Exports of wood of conifers from other areas within Great Britain to Ireland and Northern Ireland can only take place if the wood is bark-free (in which case no plant passport is required) or if it retains bark it must be kiln dried and accompanied by a plant passport issued by a registered forestry trader. This is because the forestry pests of concern to Ireland and Northern Ireland can be found in areas of Great Britain out with the Pest Free Area. Exports of isolated bark of conifers must be accompanied by a plant passport after being subjected to an approved measure eg composting, heat treatment using a natural composting method and pulverisation which has been agreed by the Forestry Commission's Plant Health Service.
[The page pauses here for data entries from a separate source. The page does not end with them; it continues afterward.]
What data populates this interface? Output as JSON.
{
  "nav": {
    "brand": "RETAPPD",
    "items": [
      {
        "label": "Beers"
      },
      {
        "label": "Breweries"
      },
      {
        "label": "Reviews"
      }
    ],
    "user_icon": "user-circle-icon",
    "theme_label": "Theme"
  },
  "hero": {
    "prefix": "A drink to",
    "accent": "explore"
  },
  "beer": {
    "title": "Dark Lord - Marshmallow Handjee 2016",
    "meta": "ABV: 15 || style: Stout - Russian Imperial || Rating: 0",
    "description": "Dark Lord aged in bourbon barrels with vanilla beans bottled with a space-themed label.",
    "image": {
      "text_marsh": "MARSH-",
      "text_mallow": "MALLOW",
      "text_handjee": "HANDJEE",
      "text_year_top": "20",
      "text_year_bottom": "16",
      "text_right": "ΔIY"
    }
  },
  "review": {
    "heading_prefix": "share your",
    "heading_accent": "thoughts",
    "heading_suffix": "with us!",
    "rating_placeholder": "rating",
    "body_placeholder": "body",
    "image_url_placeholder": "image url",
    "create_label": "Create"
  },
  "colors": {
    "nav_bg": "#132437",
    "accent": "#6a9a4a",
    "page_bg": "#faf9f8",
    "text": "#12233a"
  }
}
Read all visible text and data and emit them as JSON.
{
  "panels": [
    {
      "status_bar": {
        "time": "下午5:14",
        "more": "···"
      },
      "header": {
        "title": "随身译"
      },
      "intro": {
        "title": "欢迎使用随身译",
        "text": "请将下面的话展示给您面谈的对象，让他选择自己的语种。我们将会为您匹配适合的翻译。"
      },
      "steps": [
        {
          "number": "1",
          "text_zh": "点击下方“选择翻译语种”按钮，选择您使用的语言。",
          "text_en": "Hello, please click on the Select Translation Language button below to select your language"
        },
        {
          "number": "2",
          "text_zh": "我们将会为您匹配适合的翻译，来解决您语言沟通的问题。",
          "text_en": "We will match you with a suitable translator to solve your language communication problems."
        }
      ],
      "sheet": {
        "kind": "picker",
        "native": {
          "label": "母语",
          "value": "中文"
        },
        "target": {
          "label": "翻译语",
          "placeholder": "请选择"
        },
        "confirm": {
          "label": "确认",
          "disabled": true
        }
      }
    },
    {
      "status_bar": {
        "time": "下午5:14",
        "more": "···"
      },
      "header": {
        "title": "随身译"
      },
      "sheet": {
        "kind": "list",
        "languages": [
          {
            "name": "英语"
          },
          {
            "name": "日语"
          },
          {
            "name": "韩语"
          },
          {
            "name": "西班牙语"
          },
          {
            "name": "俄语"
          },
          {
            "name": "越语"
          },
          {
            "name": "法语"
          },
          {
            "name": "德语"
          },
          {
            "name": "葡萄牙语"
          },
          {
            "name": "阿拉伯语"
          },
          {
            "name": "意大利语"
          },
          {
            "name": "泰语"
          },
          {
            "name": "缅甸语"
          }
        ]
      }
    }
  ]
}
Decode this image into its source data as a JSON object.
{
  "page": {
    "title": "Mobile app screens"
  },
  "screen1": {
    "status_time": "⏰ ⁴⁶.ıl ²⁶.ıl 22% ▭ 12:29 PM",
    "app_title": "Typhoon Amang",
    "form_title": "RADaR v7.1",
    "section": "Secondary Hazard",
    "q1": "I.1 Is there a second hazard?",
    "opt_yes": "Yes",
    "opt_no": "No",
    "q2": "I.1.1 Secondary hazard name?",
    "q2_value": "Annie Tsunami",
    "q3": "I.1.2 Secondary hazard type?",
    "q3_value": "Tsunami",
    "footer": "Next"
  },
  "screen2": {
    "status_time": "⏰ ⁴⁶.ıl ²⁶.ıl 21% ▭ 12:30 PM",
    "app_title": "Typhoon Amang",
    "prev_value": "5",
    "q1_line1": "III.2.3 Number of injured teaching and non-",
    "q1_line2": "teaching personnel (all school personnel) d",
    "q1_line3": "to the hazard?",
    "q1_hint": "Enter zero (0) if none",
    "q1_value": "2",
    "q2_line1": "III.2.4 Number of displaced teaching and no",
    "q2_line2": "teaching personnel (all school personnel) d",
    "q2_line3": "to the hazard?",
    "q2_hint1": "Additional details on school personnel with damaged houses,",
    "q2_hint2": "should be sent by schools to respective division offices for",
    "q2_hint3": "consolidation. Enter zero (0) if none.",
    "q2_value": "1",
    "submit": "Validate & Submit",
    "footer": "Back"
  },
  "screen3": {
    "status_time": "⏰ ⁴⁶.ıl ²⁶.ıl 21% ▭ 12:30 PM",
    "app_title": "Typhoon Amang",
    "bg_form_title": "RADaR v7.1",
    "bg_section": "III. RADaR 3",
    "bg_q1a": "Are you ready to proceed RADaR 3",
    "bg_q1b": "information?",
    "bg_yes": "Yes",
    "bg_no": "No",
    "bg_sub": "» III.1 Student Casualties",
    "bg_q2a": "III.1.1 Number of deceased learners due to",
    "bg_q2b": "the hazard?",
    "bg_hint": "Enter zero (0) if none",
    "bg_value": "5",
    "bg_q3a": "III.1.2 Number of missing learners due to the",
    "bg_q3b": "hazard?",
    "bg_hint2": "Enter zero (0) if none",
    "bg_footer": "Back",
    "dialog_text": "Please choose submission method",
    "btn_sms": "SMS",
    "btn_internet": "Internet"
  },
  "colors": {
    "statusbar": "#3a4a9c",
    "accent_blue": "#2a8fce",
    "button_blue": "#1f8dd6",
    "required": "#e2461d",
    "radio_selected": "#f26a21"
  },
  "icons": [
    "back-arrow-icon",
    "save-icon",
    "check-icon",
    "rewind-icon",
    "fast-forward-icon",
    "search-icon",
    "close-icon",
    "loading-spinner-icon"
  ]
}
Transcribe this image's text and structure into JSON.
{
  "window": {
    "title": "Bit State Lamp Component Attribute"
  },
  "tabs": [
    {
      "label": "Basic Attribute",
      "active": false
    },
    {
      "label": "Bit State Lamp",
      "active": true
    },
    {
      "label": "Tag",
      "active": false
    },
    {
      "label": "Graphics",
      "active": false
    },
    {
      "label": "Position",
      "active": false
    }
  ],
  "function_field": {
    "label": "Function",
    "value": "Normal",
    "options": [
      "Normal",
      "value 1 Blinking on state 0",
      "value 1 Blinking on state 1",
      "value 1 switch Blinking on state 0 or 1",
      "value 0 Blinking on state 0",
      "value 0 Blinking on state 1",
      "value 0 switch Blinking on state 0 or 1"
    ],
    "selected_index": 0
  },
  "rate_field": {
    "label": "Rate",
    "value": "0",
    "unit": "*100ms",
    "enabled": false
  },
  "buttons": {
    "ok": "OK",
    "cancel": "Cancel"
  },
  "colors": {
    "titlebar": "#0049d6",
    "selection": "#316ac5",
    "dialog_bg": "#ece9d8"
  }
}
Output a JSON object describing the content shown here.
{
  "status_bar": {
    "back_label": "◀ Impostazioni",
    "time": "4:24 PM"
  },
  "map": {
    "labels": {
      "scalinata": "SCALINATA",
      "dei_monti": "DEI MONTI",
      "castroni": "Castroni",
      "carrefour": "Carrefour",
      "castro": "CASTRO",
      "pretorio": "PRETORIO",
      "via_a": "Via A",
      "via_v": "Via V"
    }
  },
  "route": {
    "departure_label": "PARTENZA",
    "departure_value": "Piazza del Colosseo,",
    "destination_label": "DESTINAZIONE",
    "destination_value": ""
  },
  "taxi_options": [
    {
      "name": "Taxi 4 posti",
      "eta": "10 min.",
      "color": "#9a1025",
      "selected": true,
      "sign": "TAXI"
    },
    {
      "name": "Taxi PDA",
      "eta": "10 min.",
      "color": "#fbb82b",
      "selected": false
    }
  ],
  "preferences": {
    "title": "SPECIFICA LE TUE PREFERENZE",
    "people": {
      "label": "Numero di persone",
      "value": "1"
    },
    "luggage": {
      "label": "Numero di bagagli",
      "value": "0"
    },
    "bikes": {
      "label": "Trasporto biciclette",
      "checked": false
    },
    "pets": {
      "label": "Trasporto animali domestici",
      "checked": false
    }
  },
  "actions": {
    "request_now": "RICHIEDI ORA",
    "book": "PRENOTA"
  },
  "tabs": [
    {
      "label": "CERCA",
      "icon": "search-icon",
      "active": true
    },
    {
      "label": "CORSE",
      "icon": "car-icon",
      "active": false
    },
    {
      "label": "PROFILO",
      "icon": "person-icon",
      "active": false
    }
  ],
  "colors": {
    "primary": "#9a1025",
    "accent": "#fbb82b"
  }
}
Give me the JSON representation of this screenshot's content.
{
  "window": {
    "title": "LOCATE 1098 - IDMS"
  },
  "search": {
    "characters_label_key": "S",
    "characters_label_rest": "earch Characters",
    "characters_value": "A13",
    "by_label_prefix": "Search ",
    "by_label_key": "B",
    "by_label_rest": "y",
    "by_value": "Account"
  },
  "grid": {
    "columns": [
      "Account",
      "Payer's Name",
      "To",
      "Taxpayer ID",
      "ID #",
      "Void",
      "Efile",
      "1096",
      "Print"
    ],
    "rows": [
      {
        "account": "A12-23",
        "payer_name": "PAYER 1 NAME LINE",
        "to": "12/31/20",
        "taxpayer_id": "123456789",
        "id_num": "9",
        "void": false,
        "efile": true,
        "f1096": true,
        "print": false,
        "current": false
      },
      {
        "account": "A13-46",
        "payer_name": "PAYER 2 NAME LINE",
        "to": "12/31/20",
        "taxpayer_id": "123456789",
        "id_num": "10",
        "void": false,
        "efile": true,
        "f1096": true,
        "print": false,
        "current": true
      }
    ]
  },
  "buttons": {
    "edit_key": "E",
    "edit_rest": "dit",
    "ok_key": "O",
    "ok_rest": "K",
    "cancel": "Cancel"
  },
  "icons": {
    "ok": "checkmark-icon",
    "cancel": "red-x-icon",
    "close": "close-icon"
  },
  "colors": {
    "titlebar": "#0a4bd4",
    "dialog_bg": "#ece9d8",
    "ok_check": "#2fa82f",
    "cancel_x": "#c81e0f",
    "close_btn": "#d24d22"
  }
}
Further details about the regulations concerning the movement of wood, wood products and bark between EU member states please contact the Forestry Commission's Plant Health Service Enquiry Line on Tel: 0131-314-6414 or Email firstname.lastname@example.org
New Import Requirements for Wood of Ash in Ireland and Northern Ireland
Due to the spread of Ash Dieback (Chalara fraxinae) in some EU Member states the Plant Health Authorities in both Ireland and Northern Ireland have introduced new statutory** import requirements for wood of ash (Fraxinus spp) entering these countries from third countries and other EU member states. Details of these requirements are as follows -
Ash wood may not be landed from countries where chalara is known to occur unless the wood:
- originates in an area free from chalara (and is accompanied by an official statement to this effect), or;
- is squared so as to remove entirely the rounded surface, or:
- is bark-free and the moisture content (mc) is below 20%, or;
- is sawn with or without residual bark and has been kiln dried to below 20% mc and is marked accordingly, ‘Kiln-dried’ or KD or another internationally recognised mark on wood or packaging.
As the Plant Health Authorities in Great Britain have not yet identified areas in GB that are free from Chalara, GB Registered Forestry Traders will not be granted authority by the Forestry Commission to issue plant passports (official statement) for wood of ash being exported to Ireland or Northern Ireland.
** New Statutory Legislation
Northern Ireland it is The Plant Health (Amendment No 3) Order (Northern Ireland) (SI 2012 No 392).
Destructive Insects and Pests Acts 1958 AND 1991 (Chalara fraxinae) Order (No. 2) 2012 S.I. No. 431 of 2012Chalara dieback of ash trees